(Collected data)
==================================================
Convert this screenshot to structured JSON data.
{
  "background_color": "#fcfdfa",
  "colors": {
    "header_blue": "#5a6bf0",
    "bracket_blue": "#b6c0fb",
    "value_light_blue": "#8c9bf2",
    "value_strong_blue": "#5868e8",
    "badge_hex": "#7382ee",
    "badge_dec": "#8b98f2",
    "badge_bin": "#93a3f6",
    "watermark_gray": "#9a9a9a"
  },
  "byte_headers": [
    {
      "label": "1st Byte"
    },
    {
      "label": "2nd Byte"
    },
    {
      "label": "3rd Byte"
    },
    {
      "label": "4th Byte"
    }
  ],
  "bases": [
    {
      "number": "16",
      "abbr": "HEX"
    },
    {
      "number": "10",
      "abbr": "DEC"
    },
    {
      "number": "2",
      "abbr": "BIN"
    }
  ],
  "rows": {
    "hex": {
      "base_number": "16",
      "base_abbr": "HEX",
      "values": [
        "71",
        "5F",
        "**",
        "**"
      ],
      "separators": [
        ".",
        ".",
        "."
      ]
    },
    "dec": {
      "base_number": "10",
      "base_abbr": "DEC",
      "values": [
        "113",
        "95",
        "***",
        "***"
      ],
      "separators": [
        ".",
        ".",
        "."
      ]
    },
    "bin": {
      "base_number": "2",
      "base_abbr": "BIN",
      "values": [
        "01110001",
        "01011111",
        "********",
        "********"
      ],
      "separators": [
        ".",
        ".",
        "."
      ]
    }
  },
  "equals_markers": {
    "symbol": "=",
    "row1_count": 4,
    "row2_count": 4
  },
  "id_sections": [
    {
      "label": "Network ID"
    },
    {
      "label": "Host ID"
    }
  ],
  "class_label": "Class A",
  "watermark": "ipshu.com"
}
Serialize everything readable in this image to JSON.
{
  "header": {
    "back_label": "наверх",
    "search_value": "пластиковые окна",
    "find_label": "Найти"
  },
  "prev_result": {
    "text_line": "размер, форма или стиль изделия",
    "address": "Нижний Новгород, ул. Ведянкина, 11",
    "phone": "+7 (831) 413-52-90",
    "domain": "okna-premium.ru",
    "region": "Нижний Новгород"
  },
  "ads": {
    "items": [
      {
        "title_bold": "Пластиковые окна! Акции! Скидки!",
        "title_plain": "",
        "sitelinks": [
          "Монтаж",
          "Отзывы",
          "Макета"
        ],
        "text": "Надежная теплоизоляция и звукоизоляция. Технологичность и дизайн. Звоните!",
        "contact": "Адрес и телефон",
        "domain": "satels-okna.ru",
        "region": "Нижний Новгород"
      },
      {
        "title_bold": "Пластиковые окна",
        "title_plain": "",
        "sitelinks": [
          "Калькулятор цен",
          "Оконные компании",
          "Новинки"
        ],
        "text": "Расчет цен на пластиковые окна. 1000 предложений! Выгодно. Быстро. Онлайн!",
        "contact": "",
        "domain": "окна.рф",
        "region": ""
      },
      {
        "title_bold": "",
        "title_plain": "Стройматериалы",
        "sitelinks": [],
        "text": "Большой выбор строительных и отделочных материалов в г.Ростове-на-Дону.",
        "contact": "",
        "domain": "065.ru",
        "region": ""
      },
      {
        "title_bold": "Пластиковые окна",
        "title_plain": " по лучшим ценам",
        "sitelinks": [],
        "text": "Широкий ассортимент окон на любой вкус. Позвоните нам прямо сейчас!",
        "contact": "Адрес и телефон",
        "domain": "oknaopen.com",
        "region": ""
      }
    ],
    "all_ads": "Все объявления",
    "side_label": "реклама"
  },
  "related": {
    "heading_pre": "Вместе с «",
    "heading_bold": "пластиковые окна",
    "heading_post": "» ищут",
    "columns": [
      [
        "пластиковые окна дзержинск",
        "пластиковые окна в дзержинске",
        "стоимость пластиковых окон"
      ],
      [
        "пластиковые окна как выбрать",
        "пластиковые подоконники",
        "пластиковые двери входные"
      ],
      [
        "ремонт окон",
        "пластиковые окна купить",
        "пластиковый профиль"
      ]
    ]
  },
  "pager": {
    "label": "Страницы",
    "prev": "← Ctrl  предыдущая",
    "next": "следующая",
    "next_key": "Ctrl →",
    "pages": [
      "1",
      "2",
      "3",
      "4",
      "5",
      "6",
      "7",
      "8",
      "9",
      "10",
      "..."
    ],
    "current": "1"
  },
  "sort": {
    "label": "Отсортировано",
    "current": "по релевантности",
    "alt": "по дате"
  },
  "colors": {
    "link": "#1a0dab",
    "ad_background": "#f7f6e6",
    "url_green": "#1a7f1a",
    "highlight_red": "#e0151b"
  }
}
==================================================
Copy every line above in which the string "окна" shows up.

Solution to this problem -
    "search_value": "пластиковые окна",
        "title_bold": "Пластиковые окна! Акции! Скидки!",
        "title_bold": "Пластиковые окна",
        "text": "Расчет цен на пластиковые окна. 1000 предложений! Выгодно. Быстро. Онлайн!",
        "domain": "окна.рф",
        "title_bold": "Пластиковые окна",
    "heading_bold": "пластиковые окна",
        "пластиковые окна дзержинск",
        "пластиковые окна в дзержинске",
        "пластиковые окна как выбрать",
        "пластиковые окна купить",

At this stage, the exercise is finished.